Yesterday, Olwen and I went to our Red Cross nursing examination.  I think we got on quite well and we all liked the questions on the whole.  Dr Rees, our examiner, complimented us all on our bandaging so I hope we have both passed.  I have done quite a lot of nursing since last September.  We have a Red Cross Hospital at Aberdare which is worked by the Merthyr and Aberdare detachments.  I have been on duty twice, just for a month and last time for five weeks.  We also go to the General Hospital for practice and see some very interesting cases.  The men we have been having at Aberdare have been a very nice lot on the whole and very interesting.  We have 20 Australians, such fine men and most of them were rather superior to the average British Tommy.  A man from London named Warren was in the same company as Cyril and liked him so much, he was a private and Cyril was one of the officers commanding him at Gallipoli; he and Cyril were wounded at the same time.

We are having terrible weather here now, nothing but rain each day so it’s quite impossible to get out for a walk.  Baby hates not going out all day.  I managed to get out with her for a short time but we had to hurry back as it rained so heavily.

Rene, Hubert and Geoffrey came to spend Easter with us; it was so nice to see them all again.  Geoffrey and Baby were most interested in each other and they were so sweet together.  Poor Beryl was not able to get home for Easter as Ted Dyson, who was home from the front, developed some mysterious infectious disease so of course it was not safe for her to come home.  She was not able to come at Christmas either so she has been unfortunate.

I must stop now as I have a letter to write to India and I want to catch tonight’s mail.

With lots of love

From yours affectionately


PS – Write to me some time soon.

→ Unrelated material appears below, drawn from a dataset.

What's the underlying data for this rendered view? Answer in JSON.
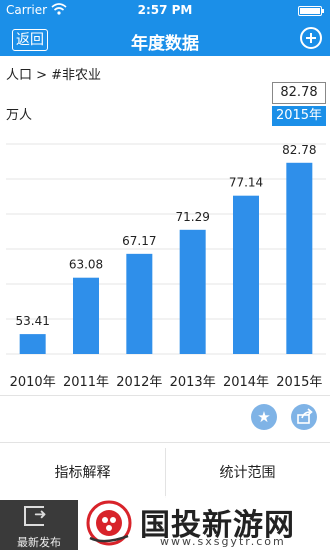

Letter Images
Letter of sympathy on the death of her mother, Eugénie Sladden.
Type of Correspondence
Envelope containing 2 sheets of notepaper
Location of Document
Worcestershire Archive and Archaeology Service
Record Office Reference